→ **What is being asked**
Tally the lines of the entries in which the string "image" occurs, and say only how many.

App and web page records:
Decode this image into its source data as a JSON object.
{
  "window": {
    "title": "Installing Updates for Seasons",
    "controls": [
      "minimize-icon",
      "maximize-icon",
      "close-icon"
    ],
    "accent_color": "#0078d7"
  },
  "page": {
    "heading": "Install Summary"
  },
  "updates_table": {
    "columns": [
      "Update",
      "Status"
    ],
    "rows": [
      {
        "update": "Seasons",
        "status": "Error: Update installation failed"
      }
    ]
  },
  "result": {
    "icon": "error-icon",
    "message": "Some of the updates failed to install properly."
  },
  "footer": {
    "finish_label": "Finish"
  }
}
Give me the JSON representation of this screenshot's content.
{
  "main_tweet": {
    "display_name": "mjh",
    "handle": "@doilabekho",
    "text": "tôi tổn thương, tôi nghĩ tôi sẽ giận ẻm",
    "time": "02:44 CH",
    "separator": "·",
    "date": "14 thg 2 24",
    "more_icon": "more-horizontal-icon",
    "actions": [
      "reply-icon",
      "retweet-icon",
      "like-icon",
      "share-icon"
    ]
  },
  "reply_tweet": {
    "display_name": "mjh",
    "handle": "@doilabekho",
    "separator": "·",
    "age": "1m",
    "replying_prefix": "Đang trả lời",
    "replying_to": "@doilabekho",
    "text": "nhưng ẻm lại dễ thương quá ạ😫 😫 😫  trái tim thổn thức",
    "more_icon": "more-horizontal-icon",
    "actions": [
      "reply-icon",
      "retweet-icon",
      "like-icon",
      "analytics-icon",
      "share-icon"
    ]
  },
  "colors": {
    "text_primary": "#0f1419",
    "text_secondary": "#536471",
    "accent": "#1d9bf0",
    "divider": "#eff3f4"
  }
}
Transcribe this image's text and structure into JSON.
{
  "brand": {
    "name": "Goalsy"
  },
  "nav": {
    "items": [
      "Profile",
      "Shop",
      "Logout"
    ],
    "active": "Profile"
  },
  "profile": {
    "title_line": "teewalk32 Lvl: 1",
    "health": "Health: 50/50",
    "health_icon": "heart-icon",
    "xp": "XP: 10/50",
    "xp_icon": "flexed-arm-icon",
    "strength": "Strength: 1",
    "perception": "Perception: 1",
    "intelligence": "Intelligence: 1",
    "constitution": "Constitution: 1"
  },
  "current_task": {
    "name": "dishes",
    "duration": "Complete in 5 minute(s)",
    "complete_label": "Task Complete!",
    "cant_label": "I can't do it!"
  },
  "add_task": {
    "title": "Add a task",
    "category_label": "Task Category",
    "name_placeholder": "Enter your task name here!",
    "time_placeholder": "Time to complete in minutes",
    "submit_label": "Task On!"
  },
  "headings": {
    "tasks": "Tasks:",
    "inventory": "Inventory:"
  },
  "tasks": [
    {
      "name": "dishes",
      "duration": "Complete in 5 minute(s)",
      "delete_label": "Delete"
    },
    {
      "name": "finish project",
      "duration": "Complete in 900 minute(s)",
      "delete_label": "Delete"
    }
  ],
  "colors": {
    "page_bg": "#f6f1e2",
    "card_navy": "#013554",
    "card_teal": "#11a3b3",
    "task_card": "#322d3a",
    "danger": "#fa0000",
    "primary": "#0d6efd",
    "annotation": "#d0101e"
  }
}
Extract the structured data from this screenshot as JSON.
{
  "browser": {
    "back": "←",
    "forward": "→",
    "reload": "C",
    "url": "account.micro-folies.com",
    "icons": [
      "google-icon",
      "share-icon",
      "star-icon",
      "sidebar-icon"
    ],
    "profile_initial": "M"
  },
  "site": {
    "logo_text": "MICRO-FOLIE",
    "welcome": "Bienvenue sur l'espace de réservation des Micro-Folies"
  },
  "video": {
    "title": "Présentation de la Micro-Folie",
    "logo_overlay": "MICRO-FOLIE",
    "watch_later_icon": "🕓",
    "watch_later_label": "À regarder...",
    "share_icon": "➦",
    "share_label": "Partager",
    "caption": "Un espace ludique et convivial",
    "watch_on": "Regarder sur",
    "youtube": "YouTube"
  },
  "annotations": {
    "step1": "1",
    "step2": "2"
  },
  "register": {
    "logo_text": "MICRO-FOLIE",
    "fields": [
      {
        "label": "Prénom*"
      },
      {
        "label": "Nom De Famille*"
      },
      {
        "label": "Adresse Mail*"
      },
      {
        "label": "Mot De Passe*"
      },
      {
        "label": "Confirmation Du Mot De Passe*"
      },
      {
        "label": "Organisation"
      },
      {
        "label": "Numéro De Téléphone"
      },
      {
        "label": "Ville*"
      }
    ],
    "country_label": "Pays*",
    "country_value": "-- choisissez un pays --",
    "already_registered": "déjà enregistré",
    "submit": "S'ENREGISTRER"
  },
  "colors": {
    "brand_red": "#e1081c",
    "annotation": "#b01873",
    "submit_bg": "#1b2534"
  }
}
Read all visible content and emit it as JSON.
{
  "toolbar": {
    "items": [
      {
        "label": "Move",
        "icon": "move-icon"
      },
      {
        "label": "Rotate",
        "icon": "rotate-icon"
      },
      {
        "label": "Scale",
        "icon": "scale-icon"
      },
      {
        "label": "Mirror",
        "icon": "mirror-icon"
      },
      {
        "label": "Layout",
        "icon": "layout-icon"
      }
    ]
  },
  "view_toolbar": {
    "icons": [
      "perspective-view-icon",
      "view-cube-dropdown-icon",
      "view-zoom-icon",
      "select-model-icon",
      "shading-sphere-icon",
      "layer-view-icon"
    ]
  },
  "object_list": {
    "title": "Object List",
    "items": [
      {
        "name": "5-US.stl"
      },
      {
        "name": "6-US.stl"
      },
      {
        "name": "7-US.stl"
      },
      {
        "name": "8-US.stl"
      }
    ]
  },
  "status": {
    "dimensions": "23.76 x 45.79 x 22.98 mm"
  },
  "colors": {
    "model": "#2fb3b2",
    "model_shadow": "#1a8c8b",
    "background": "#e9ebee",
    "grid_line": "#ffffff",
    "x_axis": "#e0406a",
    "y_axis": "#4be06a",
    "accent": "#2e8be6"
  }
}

→ **Reply**
2